Article written by Hunt Lift Eat Team Member: Keenan Charles Levean
I grew up in a family who loved to hunt and fish, and my dad started taking me out with him when I was old enough to hunt, hold a rod, and keep quiet. My dad (Marcel) and Poppa (Charlie) are the reason why I am the outdoorsman I am today. Idolizing my dad and poppa, I grew up watching their every move and doing stuff just like them. When I was young my poppa would make his own lures for him and I when we went out fishing. Finally, one day when I was about 12 years old I asked him to teach me and it didn’t take long for me to master the art of my poppa’s worm harness.
As I grew up I learned to fish with my poppa on the lakes around Whitney, Ontario, which is just 5 minutes from the famous Algonquin Park. We would catch all sorts of species from bass to walleye every time we went out. My poppa made his lure mostly for walleye, but sometimes we would get lucky and catch a large or small mouth bass. Later on when I got older, I was able to drive 2 hours north to visit my Grandma and Poppa Levean. I would make this trip in early May when the trout started opening up and being active in the lakes. At that point in my life, I started focusing more on fishing for three different types of trout that were present in the Algonquin Park Lake. The three different types of trout were lake trout, speckled trout (or brook trout), and splakes (which are hybrids of the other two). In my opinion, splakes are a very cool and interesting species of trout. They actually have traits from both parents, but have a faster growth rate than both parent species. Splakes aren’t successful breeders which is why they are produced in hatcheries and then stocked in lakes.
After making lures for only walleye, pike, and bass (predator fish), I branched off and started primarily making lures for trout. When making a lure for bass or walleye, I focused on using bright and vibrant colors with two hooks. On the contrary, now that I made the switch to trout lures, I use only one hook and a combination of colors. My favorite colors that have brought me the most success are blue, silver, gold, and pink.
Initially, I was only making lures for myself and for some family and friends, but one day I decided to start posting my work on social media. By sharing, I took a chance and almost instantly started receiving phone calls and Facebook messages from people who were intrigued by my fishing lures. Instantly, I had a demand for a product that I loved making (now that’s a win-win). To this day, making my own fishing lures is a skill and a hobby that I really enjoy. As a way to honor my poppa for teaching me everything I know, we have an annual fish fry and I make my lures for a prize give away at the event.
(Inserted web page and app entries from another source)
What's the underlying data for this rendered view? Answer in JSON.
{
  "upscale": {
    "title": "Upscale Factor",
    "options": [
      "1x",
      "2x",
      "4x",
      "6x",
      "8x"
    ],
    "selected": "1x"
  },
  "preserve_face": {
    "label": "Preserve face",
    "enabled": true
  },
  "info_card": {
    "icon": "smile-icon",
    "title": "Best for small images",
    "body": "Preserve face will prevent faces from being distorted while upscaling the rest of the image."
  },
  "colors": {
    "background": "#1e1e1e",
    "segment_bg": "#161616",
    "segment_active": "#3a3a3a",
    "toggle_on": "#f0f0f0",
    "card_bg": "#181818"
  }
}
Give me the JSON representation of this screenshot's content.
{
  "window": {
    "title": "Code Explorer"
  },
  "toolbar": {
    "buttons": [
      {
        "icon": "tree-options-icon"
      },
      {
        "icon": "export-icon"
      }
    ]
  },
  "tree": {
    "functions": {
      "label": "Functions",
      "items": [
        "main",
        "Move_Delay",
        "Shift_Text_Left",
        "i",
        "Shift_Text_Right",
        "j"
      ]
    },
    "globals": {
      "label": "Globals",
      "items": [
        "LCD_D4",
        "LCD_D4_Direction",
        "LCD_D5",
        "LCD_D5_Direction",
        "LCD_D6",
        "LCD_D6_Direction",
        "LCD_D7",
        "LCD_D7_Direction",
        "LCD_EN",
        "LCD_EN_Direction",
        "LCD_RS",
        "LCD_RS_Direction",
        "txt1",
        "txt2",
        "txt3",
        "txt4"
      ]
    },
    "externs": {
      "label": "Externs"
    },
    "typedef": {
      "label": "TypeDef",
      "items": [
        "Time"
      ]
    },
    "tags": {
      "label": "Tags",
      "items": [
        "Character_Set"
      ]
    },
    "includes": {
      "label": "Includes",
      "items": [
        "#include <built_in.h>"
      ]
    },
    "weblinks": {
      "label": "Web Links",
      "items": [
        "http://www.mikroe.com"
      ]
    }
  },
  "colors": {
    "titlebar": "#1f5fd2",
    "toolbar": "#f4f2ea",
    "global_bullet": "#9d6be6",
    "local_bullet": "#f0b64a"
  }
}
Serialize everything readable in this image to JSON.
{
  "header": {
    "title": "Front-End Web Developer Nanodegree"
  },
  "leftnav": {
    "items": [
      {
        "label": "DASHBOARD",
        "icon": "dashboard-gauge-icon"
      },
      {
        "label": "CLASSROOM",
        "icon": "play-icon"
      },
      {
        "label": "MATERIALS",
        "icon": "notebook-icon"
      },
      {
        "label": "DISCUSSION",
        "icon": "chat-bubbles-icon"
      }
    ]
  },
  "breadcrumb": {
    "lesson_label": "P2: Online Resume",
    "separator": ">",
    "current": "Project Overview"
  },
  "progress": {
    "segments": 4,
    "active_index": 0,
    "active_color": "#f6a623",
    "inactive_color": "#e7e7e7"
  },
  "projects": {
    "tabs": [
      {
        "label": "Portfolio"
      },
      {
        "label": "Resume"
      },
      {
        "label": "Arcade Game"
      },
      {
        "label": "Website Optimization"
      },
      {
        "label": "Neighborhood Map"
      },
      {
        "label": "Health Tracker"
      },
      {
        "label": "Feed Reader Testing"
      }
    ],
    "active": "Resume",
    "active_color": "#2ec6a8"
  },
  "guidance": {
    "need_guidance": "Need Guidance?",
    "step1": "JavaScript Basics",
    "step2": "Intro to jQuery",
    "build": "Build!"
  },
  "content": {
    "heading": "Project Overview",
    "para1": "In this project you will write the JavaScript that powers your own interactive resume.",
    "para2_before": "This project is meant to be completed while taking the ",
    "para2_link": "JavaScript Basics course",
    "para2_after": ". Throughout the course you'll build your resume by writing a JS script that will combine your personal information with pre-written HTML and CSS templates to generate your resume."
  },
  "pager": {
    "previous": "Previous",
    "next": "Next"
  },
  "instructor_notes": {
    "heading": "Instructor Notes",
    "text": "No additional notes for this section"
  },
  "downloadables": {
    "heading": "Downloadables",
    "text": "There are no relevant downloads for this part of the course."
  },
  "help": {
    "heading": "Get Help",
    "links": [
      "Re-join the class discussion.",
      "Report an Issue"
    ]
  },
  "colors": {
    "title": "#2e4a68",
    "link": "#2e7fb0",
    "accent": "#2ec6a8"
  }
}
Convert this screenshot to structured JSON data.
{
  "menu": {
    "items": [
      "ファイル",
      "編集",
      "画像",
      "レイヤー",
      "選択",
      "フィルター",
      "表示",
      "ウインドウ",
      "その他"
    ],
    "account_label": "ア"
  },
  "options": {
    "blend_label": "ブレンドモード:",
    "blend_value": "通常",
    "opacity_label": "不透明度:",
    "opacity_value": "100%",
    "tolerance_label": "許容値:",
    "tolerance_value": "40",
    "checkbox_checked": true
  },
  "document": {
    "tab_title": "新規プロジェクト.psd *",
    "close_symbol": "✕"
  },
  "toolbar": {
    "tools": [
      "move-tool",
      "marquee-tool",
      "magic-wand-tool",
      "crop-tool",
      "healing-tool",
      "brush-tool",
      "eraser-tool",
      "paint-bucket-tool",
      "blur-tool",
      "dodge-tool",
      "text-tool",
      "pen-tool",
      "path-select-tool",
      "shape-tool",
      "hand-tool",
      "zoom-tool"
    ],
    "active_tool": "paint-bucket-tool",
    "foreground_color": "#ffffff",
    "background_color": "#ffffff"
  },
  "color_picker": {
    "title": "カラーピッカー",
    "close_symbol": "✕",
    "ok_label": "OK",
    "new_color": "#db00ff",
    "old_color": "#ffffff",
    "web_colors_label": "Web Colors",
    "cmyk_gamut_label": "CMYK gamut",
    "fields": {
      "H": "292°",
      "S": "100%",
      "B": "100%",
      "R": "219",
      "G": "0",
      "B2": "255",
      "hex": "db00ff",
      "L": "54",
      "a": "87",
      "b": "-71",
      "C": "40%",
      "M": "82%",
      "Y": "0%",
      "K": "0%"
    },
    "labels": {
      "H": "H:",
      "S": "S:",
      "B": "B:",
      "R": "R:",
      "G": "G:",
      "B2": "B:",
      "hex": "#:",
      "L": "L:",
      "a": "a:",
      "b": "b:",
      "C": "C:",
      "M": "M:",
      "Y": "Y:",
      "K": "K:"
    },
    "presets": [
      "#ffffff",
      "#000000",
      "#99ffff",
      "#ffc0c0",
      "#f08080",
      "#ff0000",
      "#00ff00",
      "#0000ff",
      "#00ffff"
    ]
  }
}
Since I’ve always had a love for the outdoors, when I graduated high school I attended Collège Boréal in Ontario and majored in Fish, Wildlife, and Forestry. When I saw Hunt Lift Eat on Instagram, I was drawn to their way of life and knew I had to take a shot and apply to be a team member. I was fortunate enough to get brought in, and after becoming a team member with Hunt Lift Eat, I gained the opportunity to make new friendships and meet people who share the same hobbies of hunting, fishing, and working out. So far, my experience with the Hunt Lift Team has been amazing and I am excited to share my hobby and background with you. I am looking forward to continuing making lures and furthering my passion for the outdoors through being a Hunt Lift Eat Team Member. To all the hunters and anglers out there, good luck in the upcoming season, enjoy your experiences in the outdoors, and be safe.
If you contact me about making lures for you, I will individualize a lure for your specific wants and needs based on your desired color, line test, length, preferred species, location, etc. Follow me on Instagram and send me a DM with your questions!
Thanks for reading!